Tim Larkin’s music is filled with such ambient wonder, sometimes you get completely lost. This makes ideal music for series such as Myst. With “Uru Music”, Tim Larkin gives us a complete landscape of beauty to our ears.
“Atrus Open” is a spoken passage which ends with a climatic little flicker of string arrangement before the real music starts. “Beyond Gira” then takes us to the ambient outdoors with a surreal mixture of vocal layering, didgeridoo’s, desert percussion and distorted animal callings. The whole sound is organic with little digital nuances throughout and is very cleverly thoughtout.
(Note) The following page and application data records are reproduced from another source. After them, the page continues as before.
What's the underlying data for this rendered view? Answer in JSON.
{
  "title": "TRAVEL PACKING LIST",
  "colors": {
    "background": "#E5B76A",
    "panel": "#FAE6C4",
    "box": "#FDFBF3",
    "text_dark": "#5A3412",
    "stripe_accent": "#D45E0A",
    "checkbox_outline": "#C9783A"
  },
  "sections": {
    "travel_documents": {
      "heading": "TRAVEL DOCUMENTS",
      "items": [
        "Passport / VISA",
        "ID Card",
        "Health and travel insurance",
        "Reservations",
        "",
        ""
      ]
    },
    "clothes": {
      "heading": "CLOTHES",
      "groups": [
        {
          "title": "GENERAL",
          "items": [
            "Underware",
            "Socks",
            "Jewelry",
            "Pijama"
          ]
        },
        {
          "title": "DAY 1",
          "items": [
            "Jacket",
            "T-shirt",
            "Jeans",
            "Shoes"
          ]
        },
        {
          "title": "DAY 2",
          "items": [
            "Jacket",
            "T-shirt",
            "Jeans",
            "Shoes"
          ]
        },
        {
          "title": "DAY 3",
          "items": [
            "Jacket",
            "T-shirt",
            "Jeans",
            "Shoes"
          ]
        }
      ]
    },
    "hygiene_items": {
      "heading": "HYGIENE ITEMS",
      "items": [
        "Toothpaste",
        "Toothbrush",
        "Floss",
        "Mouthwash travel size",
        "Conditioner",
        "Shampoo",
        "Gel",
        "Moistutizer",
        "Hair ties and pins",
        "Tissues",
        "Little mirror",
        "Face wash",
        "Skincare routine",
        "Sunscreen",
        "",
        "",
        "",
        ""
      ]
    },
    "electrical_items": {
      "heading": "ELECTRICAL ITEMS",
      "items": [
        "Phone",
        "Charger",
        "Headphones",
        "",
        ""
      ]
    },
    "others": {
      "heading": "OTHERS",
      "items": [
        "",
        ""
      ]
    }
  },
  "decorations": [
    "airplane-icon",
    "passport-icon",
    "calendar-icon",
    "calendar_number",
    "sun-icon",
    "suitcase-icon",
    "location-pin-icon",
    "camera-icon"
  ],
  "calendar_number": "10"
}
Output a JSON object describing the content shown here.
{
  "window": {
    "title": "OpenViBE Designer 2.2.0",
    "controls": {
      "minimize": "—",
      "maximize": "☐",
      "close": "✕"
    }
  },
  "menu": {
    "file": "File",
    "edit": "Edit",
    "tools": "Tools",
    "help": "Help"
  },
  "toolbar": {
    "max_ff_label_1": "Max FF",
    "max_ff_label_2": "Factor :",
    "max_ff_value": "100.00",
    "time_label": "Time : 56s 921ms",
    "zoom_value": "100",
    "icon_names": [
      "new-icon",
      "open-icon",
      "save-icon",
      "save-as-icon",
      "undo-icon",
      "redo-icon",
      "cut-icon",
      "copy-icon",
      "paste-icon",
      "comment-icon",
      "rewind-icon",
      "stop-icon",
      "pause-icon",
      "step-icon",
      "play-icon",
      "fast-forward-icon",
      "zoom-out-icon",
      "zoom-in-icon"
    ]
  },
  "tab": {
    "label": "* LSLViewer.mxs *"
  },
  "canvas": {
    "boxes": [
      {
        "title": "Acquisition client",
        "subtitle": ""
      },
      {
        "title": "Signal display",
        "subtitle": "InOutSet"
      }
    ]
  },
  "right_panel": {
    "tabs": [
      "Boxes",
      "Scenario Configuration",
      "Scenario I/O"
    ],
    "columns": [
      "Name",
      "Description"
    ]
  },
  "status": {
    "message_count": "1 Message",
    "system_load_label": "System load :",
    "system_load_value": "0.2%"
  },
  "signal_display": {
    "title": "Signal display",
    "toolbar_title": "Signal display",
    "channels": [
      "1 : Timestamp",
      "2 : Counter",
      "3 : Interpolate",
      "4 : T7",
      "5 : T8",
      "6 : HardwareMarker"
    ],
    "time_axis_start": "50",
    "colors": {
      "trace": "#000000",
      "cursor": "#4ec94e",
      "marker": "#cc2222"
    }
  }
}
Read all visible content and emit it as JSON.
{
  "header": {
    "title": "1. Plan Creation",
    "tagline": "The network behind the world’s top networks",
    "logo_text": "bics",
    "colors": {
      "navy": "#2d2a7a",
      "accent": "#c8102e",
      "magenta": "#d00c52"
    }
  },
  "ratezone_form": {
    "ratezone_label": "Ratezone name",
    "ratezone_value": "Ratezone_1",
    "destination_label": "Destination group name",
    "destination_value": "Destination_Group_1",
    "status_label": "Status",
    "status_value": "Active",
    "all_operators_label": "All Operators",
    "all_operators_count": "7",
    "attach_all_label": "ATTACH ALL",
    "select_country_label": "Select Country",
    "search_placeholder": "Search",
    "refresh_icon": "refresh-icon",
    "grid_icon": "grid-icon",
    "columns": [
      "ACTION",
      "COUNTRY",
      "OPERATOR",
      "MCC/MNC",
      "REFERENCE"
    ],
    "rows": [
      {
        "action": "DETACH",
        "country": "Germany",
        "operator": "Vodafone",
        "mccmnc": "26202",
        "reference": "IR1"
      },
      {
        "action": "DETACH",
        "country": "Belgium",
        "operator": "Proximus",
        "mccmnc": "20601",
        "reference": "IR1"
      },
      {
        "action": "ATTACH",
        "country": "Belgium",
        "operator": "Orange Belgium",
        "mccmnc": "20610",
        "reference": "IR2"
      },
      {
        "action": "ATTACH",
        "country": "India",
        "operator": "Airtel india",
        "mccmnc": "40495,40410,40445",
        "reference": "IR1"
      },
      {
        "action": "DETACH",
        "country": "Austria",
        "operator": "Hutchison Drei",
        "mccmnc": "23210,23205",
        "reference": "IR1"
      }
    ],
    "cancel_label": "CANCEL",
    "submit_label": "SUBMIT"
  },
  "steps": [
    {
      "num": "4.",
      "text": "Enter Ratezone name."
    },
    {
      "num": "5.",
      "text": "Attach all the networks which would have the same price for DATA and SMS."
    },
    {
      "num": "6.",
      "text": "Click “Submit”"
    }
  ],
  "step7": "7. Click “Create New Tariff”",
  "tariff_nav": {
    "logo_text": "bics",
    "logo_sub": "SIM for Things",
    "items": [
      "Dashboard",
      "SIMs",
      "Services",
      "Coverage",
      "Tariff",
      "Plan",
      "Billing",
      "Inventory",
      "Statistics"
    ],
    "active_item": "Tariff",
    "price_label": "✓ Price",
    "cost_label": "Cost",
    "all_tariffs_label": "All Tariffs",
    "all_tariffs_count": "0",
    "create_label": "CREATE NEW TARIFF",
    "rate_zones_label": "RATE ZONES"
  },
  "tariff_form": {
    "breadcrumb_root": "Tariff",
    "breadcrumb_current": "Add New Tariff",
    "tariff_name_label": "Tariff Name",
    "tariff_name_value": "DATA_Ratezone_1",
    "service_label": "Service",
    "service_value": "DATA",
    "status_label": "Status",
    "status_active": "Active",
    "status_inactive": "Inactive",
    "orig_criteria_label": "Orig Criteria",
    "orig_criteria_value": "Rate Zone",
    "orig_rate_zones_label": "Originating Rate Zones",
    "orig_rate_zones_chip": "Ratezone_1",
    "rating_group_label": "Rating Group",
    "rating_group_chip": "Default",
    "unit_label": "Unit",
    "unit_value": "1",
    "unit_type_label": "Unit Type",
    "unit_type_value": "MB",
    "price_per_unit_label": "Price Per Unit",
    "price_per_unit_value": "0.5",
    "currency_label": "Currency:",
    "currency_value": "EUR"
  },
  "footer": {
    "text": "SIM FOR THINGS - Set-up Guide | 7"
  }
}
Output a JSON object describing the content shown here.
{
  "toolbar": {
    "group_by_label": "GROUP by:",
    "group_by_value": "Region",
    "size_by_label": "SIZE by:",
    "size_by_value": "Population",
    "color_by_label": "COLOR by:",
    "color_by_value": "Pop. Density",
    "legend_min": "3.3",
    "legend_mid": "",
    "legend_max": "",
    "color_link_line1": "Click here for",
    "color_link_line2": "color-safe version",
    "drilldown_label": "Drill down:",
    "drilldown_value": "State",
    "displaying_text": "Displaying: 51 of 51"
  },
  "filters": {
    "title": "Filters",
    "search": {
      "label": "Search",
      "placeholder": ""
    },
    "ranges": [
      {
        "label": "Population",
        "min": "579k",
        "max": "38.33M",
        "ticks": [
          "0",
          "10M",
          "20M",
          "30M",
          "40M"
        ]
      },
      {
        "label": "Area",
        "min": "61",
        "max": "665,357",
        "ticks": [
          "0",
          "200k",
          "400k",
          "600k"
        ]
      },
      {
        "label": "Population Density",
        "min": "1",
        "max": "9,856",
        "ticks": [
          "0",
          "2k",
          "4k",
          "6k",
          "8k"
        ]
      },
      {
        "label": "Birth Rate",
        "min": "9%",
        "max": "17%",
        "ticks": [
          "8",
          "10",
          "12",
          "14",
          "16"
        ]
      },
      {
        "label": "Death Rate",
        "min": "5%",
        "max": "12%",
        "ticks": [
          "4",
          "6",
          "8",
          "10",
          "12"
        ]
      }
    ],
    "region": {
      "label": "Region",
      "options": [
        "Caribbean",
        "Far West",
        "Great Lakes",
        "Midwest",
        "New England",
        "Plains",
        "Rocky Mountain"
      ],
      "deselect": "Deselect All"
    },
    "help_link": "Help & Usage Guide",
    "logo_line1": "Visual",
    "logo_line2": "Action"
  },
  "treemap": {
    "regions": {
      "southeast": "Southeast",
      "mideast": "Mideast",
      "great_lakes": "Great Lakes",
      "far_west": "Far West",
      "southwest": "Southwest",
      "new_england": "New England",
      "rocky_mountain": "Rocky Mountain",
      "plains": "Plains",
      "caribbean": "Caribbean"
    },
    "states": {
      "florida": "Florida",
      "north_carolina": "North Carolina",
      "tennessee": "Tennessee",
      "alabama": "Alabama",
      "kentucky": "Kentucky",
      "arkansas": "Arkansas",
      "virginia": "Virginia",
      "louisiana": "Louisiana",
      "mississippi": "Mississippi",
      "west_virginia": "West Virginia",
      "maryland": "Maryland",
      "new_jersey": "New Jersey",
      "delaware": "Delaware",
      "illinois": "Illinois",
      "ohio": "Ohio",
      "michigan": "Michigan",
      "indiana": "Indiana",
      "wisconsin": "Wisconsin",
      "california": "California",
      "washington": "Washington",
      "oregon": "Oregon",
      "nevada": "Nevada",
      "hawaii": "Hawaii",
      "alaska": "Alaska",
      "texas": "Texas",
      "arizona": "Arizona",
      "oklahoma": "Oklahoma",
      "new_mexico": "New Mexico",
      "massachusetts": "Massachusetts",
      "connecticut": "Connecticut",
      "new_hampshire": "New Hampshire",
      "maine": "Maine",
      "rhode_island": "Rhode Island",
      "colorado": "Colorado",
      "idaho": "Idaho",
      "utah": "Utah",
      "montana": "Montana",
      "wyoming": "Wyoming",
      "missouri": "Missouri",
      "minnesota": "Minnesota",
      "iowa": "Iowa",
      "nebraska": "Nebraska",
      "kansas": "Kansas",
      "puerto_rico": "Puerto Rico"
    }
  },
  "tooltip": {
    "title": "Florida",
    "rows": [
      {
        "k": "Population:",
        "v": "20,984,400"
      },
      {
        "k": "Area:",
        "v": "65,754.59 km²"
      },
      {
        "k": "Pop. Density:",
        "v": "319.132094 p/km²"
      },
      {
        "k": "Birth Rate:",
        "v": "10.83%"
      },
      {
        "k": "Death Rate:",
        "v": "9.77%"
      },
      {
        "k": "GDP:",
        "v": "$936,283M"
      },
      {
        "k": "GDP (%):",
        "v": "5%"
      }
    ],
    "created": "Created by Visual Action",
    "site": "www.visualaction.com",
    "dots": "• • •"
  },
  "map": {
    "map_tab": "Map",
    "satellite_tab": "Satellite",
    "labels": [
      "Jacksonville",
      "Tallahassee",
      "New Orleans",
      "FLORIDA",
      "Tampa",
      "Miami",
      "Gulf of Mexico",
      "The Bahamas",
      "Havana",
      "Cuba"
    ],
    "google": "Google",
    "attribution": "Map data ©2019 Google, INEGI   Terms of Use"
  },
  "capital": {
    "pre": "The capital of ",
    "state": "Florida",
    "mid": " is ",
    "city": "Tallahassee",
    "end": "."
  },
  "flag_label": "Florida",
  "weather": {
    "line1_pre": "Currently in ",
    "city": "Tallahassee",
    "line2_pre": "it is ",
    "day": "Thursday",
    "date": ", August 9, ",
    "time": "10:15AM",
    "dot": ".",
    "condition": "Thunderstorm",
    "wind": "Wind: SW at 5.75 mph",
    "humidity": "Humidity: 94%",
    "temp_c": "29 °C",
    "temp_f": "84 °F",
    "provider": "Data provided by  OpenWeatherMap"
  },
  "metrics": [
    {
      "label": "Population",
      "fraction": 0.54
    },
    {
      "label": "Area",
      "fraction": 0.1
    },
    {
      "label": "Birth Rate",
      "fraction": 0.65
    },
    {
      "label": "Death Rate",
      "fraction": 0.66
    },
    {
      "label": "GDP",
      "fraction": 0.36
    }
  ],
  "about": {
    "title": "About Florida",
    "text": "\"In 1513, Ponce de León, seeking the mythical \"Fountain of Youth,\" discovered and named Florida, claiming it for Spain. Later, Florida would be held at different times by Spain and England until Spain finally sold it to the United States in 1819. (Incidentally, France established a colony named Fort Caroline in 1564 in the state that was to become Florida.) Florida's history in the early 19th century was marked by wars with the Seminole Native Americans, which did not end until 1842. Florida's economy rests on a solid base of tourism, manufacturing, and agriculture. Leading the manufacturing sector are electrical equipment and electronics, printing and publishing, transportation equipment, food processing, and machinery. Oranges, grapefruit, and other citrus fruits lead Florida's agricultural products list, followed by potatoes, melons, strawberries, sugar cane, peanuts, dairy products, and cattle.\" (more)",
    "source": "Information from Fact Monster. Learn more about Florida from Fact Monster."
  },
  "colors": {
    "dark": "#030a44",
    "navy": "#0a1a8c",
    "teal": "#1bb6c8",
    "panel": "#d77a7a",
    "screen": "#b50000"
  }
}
The song doesn’t grab you in terms of hooks and riffs, it just calmly sweeps you away on a journey.
“Out of The Hive” is up-tempo and exotic in its flavours and instruments. It seeps into your ears and I often find myself jigging in my seat to this one – quite a typical jungle song if you like. “Badlands” then brings the more digital electronic side to the fore with some fun eastern bass/percussion merging while the main tune is once again a pretty woodwind lead before string elements come in for the climax. “Gallery Theme” has what sounds like the previous songs bass/percussion only slowed down and muted to a soaring female vocal before she is accompanied by soft but saddened keyboards. It sounds very much like an Enya/Clannad piece actually, which is no bad thing.
“Air Stream” then brings acoustic guitar to the front with a country western inspired piece which is nice to relax to before “Yeesha’s Theme” takes you on a calm but not entirely settled ambient piece. The balance of the beautiful and the unnerving is particularly well done here and the song never stays still, a tribute to Tim Larkin there.
“Convergence” again finds itself in a similar aboriginal vein thanks to the tuned percussion (marimba’s, barafones etc) with another meditative jungle theme, which is showcased again in “The Well” before “Spore Me” gives us an ambience made entirely from keyboard pads, ala ambience of Final Fantasy X.
“Baron’s Theme” is one of echoes and tension. It doesn’t really grab you as a hooked song, as none of this soundtrack really has any major hooks, however it is haunting and well performed and falls seamlessly into “The Library” which is another nice if uneventful ambience piece.
“The Vault” is a 6 minute epic though, bringing out the percussive bongos, electronic snippets and all kinds of woodwind fun for a seamless journey off to somewhere baron yet full of wonder.
“Trailer Music” actually gives us the biggest music probably of the soundtrack in terms of pacing and drama as it works just like a trailer should. Its a very cinematic piece that borrows a bit from everything before it and rounds off with a nice climax. “Fall of D’Ni” is very much discorded ambience before “The Bahro” gives us deep ritual male vocal basslines and creepy moans of drums. There is a “Bonus Track” too which is possibly the most percussive track for a while which fades in and out quite happily.
“Uru Music” works best as a whole piece I think. It’s very much like the “Ico” soundtrack in that its beauty may well completely miss you if its not your kind of CD. While perhaps not as hypnotic as the “ICO OST”, it’s ambience is from a different perspective, not to confuse and ghostly warp, but to provide dead wasteland ambience of the unknown and it achieves that with great success. I would recommend this soundtrack to fans of ambience and also fans of the more laid back jungle themes they’ve heard before. It’s quite understated but a unique and pleasant experience nonetheless.